Data to use:
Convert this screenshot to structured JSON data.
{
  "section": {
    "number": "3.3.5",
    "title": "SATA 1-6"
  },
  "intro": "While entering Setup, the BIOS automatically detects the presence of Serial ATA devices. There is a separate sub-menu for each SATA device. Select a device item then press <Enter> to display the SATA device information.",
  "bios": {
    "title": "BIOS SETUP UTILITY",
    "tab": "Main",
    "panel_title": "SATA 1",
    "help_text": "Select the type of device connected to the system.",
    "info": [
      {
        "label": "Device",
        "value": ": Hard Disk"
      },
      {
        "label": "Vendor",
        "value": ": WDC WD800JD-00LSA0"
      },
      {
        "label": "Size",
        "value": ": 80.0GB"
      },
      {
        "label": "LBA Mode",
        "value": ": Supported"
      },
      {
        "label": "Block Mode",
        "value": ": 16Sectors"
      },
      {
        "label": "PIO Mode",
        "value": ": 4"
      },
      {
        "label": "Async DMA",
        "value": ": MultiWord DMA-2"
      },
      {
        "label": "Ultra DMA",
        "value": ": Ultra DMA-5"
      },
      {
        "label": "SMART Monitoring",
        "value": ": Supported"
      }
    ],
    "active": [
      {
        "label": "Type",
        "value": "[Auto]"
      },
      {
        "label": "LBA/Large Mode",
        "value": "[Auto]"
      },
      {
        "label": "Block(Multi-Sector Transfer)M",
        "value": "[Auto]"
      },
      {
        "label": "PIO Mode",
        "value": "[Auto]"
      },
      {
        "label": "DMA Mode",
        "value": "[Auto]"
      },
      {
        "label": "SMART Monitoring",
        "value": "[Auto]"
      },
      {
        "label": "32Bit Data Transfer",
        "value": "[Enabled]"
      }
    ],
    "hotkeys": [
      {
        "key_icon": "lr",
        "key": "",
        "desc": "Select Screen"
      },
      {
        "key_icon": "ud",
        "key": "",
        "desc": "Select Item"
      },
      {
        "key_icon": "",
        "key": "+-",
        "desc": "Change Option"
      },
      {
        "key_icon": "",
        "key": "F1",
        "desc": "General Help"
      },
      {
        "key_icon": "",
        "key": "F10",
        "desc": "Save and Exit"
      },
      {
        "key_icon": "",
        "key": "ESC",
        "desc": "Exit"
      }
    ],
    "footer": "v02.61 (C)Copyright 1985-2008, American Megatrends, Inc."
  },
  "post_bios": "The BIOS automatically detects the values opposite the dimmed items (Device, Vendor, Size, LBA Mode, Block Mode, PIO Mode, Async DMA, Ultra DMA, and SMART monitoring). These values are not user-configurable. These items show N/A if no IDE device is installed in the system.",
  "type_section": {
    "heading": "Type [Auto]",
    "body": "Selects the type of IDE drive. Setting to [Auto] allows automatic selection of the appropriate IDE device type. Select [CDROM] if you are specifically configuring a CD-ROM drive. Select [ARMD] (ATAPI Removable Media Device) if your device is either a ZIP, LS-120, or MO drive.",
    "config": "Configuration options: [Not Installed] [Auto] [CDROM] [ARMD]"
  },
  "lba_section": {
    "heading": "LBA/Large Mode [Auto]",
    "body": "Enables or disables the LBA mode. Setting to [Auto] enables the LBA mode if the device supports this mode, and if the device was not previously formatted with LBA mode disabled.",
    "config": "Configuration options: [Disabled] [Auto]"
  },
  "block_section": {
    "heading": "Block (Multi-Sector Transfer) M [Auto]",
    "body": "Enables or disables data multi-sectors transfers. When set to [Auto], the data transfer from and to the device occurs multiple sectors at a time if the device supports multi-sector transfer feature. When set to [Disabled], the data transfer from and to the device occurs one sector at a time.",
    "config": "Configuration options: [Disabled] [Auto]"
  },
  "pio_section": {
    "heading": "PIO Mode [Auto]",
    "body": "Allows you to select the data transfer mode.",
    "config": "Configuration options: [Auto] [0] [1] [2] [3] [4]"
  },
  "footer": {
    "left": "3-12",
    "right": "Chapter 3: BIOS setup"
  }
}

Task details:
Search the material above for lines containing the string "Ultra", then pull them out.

Solution for this problem:
        "label": "Ultra DMA",
        "value": ": Ultra DMA-5"
  "post_bios": "The BIOS automatically detects the values opposite the dimmed items (Device, Vendor, Size, LBA Mode, Block Mode, PIO Mode, Async DMA, Ultra DMA, and SMART monitoring). These values are not user-configurable. These items show N/A if no IDE device is installed in the system.",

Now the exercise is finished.